Action item> Lines that contain the string "size" are the ones to list; copy all of them from the records.

Dataset records:
==================================================

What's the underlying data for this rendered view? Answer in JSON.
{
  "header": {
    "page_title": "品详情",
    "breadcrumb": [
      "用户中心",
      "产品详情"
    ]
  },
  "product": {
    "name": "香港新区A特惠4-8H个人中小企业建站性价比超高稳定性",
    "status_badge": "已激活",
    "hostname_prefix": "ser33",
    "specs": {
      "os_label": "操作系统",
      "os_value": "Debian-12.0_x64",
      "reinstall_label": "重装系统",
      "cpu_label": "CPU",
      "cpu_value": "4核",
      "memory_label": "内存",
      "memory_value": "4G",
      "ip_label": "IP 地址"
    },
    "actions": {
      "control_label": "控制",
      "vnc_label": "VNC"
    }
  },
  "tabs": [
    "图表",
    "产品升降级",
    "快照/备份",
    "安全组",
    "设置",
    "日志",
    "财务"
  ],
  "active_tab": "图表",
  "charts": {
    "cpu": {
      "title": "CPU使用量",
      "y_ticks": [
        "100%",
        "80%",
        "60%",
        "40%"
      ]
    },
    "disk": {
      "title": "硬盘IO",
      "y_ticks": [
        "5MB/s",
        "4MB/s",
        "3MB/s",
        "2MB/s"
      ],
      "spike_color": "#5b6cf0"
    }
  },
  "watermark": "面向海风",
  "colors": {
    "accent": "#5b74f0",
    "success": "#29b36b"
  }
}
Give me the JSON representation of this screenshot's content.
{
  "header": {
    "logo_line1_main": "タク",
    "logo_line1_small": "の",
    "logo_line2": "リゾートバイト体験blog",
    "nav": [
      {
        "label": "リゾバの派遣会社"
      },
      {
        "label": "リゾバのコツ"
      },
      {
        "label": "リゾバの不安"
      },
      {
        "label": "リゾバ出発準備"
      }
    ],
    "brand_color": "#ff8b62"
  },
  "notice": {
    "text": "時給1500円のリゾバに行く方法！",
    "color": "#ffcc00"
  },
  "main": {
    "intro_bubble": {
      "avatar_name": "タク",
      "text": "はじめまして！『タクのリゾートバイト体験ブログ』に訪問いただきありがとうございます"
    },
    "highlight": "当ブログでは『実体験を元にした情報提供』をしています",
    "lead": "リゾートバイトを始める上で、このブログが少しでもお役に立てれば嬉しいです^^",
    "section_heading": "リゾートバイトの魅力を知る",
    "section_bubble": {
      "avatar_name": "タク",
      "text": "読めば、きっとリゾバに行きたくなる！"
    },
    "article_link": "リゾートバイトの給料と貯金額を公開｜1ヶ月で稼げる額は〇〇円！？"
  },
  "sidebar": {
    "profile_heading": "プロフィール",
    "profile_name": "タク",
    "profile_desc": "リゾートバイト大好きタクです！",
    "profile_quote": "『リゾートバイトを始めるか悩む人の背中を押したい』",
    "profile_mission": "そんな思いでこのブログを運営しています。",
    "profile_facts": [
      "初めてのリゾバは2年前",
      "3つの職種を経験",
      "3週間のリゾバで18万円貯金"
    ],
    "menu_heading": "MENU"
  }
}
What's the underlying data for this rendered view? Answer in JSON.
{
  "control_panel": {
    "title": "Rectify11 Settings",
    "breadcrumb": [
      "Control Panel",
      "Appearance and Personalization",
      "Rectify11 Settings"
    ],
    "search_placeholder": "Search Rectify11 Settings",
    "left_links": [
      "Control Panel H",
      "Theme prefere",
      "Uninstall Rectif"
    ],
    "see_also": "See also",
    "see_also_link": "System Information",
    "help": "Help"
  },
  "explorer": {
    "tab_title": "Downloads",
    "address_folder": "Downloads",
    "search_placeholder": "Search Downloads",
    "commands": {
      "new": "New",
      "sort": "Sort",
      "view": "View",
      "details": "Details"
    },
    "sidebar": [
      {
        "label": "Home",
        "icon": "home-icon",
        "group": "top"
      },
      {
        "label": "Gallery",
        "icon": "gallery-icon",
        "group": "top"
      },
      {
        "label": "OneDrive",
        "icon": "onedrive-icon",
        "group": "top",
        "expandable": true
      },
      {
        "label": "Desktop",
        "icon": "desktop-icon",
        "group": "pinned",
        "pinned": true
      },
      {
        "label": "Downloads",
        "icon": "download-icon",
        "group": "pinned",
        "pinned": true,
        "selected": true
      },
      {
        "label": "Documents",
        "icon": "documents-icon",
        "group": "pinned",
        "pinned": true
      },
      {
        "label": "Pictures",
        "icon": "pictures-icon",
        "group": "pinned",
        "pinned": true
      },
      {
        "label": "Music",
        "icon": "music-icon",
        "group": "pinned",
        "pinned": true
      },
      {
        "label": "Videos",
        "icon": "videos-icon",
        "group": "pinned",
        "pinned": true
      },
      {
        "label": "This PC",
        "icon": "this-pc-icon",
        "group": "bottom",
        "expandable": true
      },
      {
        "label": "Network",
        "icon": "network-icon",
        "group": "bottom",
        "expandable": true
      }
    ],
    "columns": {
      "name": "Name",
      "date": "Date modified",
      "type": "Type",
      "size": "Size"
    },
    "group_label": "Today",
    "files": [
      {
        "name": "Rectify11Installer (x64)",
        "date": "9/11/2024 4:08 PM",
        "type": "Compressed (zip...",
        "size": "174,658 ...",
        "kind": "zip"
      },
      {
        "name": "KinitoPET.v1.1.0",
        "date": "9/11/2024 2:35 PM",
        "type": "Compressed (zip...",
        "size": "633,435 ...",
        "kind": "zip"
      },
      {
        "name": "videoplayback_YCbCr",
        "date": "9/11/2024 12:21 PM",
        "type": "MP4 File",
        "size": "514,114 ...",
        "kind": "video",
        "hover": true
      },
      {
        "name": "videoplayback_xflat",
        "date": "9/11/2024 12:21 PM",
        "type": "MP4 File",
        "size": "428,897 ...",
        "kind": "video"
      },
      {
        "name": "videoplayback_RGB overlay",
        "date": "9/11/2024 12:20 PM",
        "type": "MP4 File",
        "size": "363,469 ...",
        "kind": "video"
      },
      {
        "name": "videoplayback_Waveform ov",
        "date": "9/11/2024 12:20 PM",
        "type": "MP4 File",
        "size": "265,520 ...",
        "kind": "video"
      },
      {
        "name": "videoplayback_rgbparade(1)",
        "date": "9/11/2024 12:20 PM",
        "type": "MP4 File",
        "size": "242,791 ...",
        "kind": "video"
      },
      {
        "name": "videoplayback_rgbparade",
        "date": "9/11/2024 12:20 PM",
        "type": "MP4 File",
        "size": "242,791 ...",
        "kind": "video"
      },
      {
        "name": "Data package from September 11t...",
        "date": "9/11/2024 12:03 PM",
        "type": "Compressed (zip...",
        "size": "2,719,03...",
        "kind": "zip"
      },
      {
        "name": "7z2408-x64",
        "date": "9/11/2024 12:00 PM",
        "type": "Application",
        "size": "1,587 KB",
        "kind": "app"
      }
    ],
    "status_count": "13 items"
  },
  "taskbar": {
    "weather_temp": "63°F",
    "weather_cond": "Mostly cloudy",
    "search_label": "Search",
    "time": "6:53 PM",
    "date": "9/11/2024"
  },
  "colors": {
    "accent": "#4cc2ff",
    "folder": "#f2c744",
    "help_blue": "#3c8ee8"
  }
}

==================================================

Your solution>
      "size": "Size"
        "size": "174,658 ...",
        "size": "633,435 ...",
        "size": "514,114 ...",
        "size": "428,897 ...",
        "size": "363,469 ...",
        "size": "265,520 ...",
        "size": "242,791 ...",
        "size": "242,791 ...",
        "size": "2,719,03...",
        "size": "1,587 KB",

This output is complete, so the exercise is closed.